→ WHAT IS EXPECTED
Check each line below for the word "Items". How many have it? Answer with the number only.

→ Excerpts from an interface dataset
========================================================================
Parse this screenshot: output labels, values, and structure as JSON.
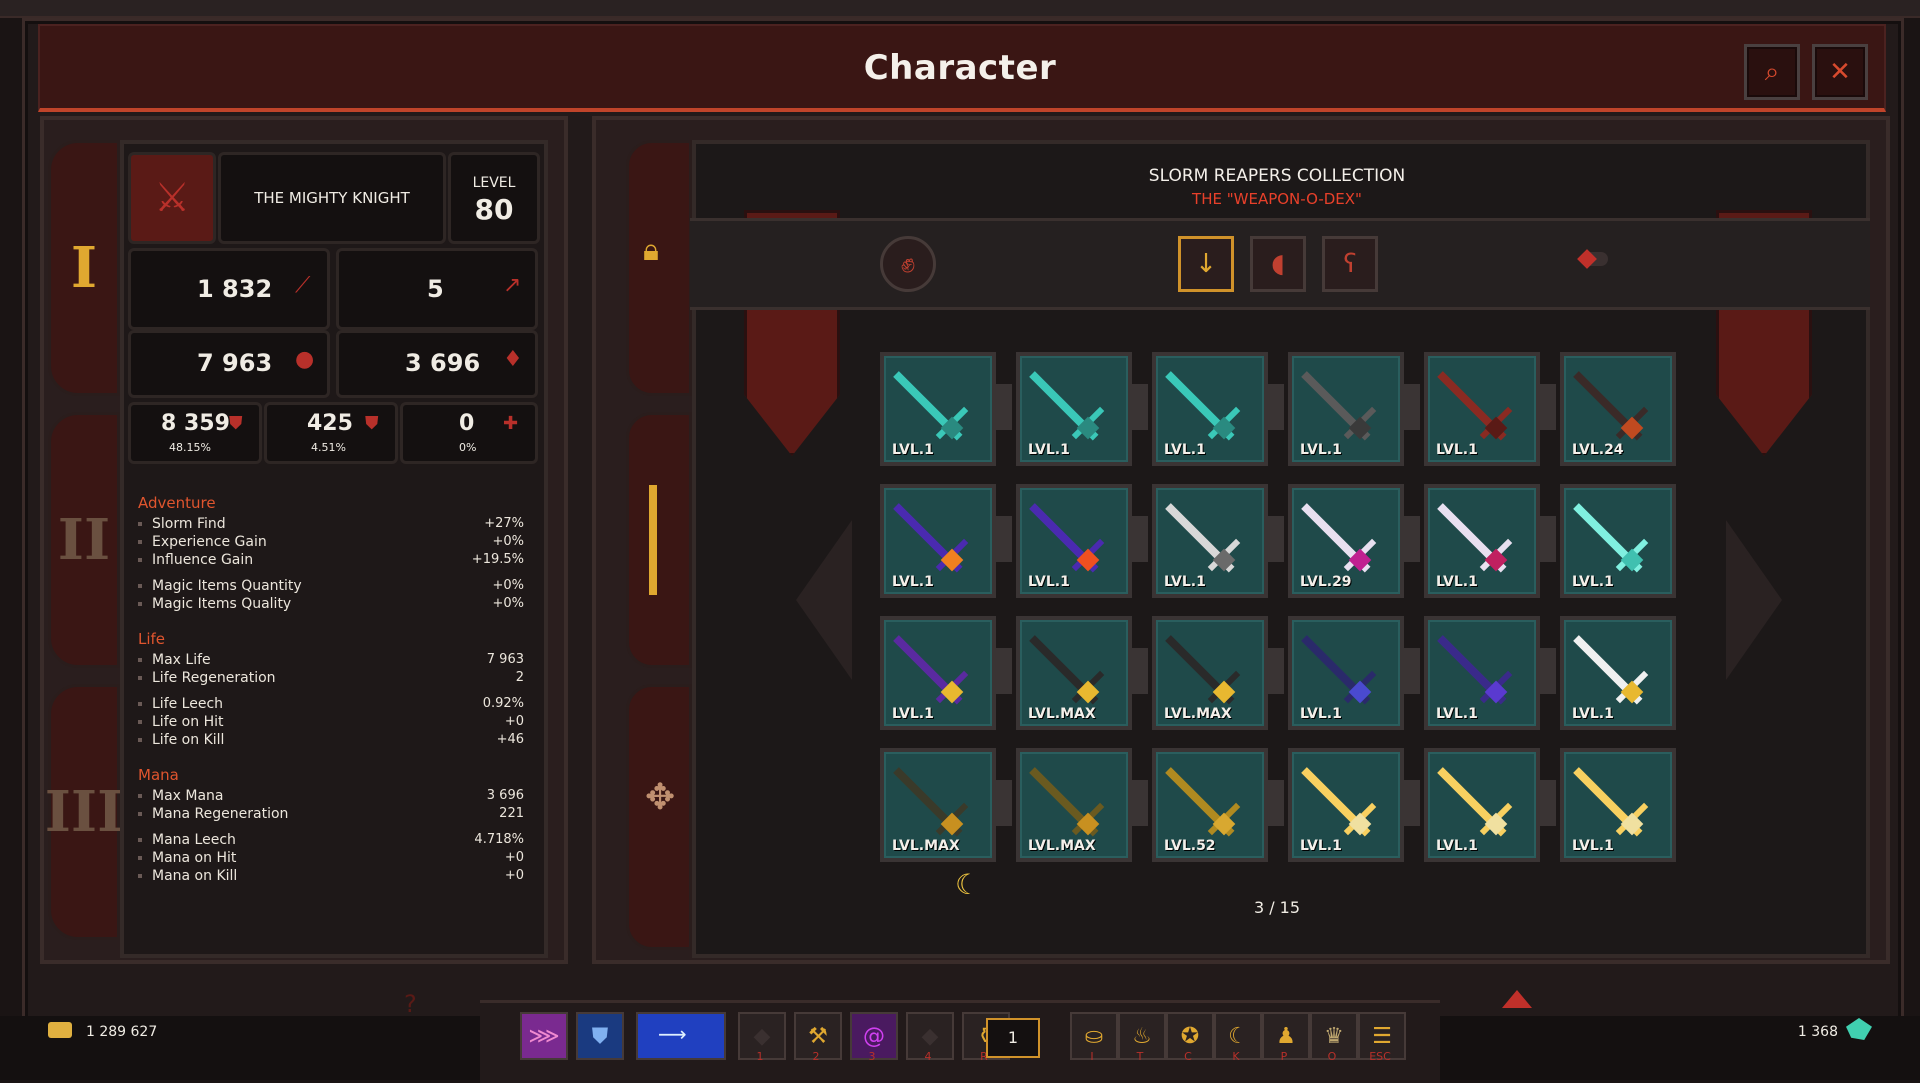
{
  "window": {
    "title": "Character",
    "search_icon": "magnifier-icon",
    "close_icon": "close-x-icon"
  },
  "character": {
    "name": "THE MIGHTY KNIGHT",
    "level_label": "LEVEL",
    "level": "80",
    "tiers": [
      "I",
      "II",
      "III"
    ]
  },
  "stats_top": {
    "damage": "1 832",
    "attack_speed": "5",
    "life": "7 963",
    "mana": "3 696",
    "armor": "8 359",
    "armor_pct": "48.15%",
    "resist": "425",
    "resist_pct": "4.51%",
    "dodge": "0",
    "dodge_pct": "0%"
  },
  "sections": {
    "adventure": {
      "title": "Adventure",
      "rows": [
        {
          "label": "Slorm Find",
          "value": "+27%"
        },
        {
          "label": "Experience Gain",
          "value": "+0%"
        },
        {
          "label": "Influence Gain",
          "value": "+19.5%"
        },
        {
          "label": "Magic Items Quantity",
          "value": "+0%"
        },
        {
          "label": "Magic Items Quality",
          "value": "+0%"
        }
      ]
    },
    "life": {
      "title": "Life",
      "rows": [
        {
          "label": "Max Life",
          "value": "7 963"
        },
        {
          "label": "Life Regeneration",
          "value": "2"
        },
        {
          "label": "Life Leech",
          "value": "0.92%"
        },
        {
          "label": "Life on Hit",
          "value": "+0"
        },
        {
          "label": "Life on Kill",
          "value": "+46"
        }
      ]
    },
    "mana": {
      "title": "Mana",
      "rows": [
        {
          "label": "Max Mana",
          "value": "3 696"
        },
        {
          "label": "Mana Regeneration",
          "value": "221"
        },
        {
          "label": "Mana Leech",
          "value": "4.718%"
        },
        {
          "label": "Mana on Hit",
          "value": "+0"
        },
        {
          "label": "Mana on Kill",
          "value": "+0"
        }
      ]
    }
  },
  "collection": {
    "title": "SLORM REAPERS COLLECTION",
    "subtitle": "THE \"WEAPON-O-DEX\"",
    "page": "3 / 15",
    "weapons": [
      {
        "lvl": "LVL.1",
        "blade": "#3ac8b8",
        "gem": "#2a8a80"
      },
      {
        "lvl": "LVL.1",
        "blade": "#3ac8b8",
        "gem": "#2a8a80"
      },
      {
        "lvl": "LVL.1",
        "blade": "#3ac8b8",
        "gem": "#2a8a80"
      },
      {
        "lvl": "LVL.1",
        "blade": "#5a5a5a",
        "gem": "#3a3a3a"
      },
      {
        "lvl": "LVL.1",
        "blade": "#8a2a22",
        "gem": "#5a1a16"
      },
      {
        "lvl": "LVL.24",
        "blade": "#3a2a28",
        "gem": "#c04a20"
      },
      {
        "lvl": "LVL.1",
        "blade": "#4a2ab0",
        "gem": "#f08020"
      },
      {
        "lvl": "LVL.1",
        "blade": "#4a2ab0",
        "gem": "#f05020"
      },
      {
        "lvl": "LVL.1",
        "blade": "#d8d8d8",
        "gem": "#6a6a6a"
      },
      {
        "lvl": "LVL.29",
        "blade": "#e8e0f0",
        "gem": "#c02090"
      },
      {
        "lvl": "LVL.1",
        "blade": "#e8e0f0",
        "gem": "#c02060"
      },
      {
        "lvl": "LVL.1",
        "blade": "#80f0e0",
        "gem": "#40c0b0"
      },
      {
        "lvl": "LVL.1",
        "blade": "#5a2aa0",
        "gem": "#e8b830"
      },
      {
        "lvl": "LVL.MAX",
        "blade": "#2a2a2a",
        "gem": "#e8b830"
      },
      {
        "lvl": "LVL.MAX",
        "blade": "#2a2a2a",
        "gem": "#e8b830"
      },
      {
        "lvl": "LVL.1",
        "blade": "#2a2a6a",
        "gem": "#4a4ad0"
      },
      {
        "lvl": "LVL.1",
        "blade": "#3a2a8a",
        "gem": "#5a3ad0"
      },
      {
        "lvl": "LVL.1",
        "blade": "#f0f0f0",
        "gem": "#e8b830"
      },
      {
        "lvl": "LVL.MAX",
        "blade": "#3a3a2a",
        "gem": "#c89020"
      },
      {
        "lvl": "LVL.MAX",
        "blade": "#6a5a20",
        "gem": "#c89020"
      },
      {
        "lvl": "LVL.52",
        "blade": "#b08a20",
        "gem": "#d8a830"
      },
      {
        "lvl": "LVL.1",
        "blade": "#f8d060",
        "gem": "#f0e0a0"
      },
      {
        "lvl": "LVL.1",
        "blade": "#f8d060",
        "gem": "#f0e0a0"
      },
      {
        "lvl": "LVL.1",
        "blade": "#f8d060",
        "gem": "#f0e0a0"
      }
    ]
  },
  "bottom": {
    "gold": "1 289 627",
    "shards": "1 368",
    "quickslot": "1",
    "hotkey_labels": [
      "1",
      "2",
      "3",
      "4",
      "R",
      "I",
      "T",
      "C",
      "K",
      "P",
      "O",
      "ESC"
    ]
  },
  "colors": {
    "accent": "#c0442a",
    "title_bar": "#3a1614",
    "selected": "#d0922a"
  }
}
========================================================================
→ WORKED SOLUTION
2